Dr Kieran Tranter with law school students Christy Englezakis and Heather Nieuwenhoven.

Griffith University law students are putting theory into practice and assisting people with free legal advice at the Robina Community Legal Centre.

Every Thursday night, the final-year students volunteer their time and expertise with members of the Gold Coast legal profession to help people who cannot afford such advice.

Griffith Law Lecturer Dr Kieran Tranter said Griffith students have helped more than 700 people since the centre opened in February 2014.

“An initiative of the Gold Coast District Law Association, the centre now plays a significant role in offering free, frontline legal advice and referral services to the southern Gold Coast community,’’ he said.

For Christy Englezakis and Heather Nieuwenhoven, volunteering gives them the opportunity to be guided by legal professionals and gain valuable work experience.

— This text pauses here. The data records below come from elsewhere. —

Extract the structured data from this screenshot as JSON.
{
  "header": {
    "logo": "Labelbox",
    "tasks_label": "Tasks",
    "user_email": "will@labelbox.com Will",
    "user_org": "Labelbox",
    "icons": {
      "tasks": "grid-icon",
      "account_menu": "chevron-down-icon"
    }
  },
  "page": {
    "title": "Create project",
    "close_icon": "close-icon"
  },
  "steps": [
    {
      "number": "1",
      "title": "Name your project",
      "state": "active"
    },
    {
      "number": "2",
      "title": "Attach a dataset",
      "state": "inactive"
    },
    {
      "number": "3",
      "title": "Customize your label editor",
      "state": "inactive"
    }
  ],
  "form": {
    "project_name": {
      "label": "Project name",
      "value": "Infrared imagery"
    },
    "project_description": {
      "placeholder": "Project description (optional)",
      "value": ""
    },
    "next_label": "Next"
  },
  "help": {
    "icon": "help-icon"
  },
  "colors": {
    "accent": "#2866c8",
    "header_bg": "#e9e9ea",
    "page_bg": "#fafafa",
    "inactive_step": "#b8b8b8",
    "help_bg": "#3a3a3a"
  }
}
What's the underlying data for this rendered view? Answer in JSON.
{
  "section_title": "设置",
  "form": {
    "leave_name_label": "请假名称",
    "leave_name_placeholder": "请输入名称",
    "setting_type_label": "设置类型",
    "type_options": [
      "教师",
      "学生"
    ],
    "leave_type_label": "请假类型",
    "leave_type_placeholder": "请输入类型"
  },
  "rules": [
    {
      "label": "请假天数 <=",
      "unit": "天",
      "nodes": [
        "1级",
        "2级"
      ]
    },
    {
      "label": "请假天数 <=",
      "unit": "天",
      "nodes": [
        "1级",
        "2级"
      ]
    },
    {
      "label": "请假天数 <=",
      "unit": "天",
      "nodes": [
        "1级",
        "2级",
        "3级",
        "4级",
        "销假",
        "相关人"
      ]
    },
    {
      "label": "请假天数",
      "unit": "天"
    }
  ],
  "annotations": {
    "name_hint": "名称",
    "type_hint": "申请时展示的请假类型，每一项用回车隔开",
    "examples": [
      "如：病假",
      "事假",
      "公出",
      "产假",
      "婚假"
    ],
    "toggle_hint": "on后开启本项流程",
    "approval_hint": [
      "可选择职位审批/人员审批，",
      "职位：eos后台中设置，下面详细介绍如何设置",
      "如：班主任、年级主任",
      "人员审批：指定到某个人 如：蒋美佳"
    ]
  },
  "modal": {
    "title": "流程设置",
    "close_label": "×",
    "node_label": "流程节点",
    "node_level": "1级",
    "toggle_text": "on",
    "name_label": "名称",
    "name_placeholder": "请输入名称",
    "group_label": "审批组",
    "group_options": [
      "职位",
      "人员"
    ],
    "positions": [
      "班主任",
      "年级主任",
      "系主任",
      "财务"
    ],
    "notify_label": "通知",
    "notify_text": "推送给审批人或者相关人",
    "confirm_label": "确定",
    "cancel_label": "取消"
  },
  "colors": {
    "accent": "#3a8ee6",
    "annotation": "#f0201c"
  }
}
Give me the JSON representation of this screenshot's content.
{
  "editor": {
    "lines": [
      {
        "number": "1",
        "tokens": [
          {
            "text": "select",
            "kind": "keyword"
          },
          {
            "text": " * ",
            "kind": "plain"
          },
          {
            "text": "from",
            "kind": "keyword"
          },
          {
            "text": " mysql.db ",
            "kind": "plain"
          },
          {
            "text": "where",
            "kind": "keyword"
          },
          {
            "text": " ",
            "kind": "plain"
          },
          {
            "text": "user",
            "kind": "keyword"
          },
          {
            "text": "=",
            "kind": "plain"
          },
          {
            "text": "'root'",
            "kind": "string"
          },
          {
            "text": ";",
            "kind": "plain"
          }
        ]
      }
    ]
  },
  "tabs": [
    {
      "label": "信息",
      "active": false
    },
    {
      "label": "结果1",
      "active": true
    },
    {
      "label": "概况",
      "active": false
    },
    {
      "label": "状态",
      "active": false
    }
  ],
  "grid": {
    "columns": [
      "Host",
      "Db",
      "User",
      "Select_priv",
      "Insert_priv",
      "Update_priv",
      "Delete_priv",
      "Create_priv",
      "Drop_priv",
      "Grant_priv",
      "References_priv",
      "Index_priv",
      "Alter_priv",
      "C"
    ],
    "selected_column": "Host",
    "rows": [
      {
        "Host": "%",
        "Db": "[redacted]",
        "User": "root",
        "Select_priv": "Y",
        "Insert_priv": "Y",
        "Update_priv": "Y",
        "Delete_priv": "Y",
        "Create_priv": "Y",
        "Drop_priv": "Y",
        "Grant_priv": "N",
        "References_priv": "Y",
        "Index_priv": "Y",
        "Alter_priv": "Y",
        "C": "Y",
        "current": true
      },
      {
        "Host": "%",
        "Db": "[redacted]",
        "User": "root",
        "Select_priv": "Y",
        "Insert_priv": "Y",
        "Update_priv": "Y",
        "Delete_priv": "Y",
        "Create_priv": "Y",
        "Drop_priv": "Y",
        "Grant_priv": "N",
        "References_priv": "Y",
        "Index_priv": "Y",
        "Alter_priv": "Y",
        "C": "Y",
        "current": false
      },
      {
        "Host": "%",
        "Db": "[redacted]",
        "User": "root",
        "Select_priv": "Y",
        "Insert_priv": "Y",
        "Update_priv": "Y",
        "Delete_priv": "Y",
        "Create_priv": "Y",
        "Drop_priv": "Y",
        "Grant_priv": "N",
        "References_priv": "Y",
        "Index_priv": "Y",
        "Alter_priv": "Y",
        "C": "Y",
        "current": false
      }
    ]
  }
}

“All the lawyers at the RCLC are volunteering after a day’s work in the office,’’ Heather said.

“Working at the RCLC is extremely rewarding as it assists with fulfilling a community need. We all have access to free health care but not free legal advice.

“RCLC provides a wide variety of advice to people many who do not meet requirements for traditional legal aid funding but cannot afford legal advice.

“The clinic seems to be getting busier and it is really frustrating when we have to turn people away. I believe the opportunity to participate here also assists graduates when looking for work.”

Christy, who hopes to specialise in animal welfare and environmental law when she graduates, says working at the centre enables her to combine community service and learning.

“The centre performs an invaluable role in clarifying the law, and the lawyers provide practical, clear advice that enables clients to be proactive in progressing their issues. It empowers and supports as well as providing advice.

“Feedback from clients is overwhelmingly positive. Even when their legal position may not be ideal, they are simply relieved to understand the issues and know what they have to do.

“There is often a long queue prior to opening and people may have to wait some time to see a lawyer, but this is rarely expressed as a complaint. It does, however, demonstrate a significant need,’’ she said.

Dr Tranter said that without a cent of government funding the Centre has proven the enormous need for community legal services on the southern Gold Coast.

“The State government should really be getting behind this initiative by funding RCLC to employ a full-time lawyer,’’ he said.

“This would allow RCLC and its student and lawyer volunteers to greatly increase the numbers of Gold Coasters that they can help.”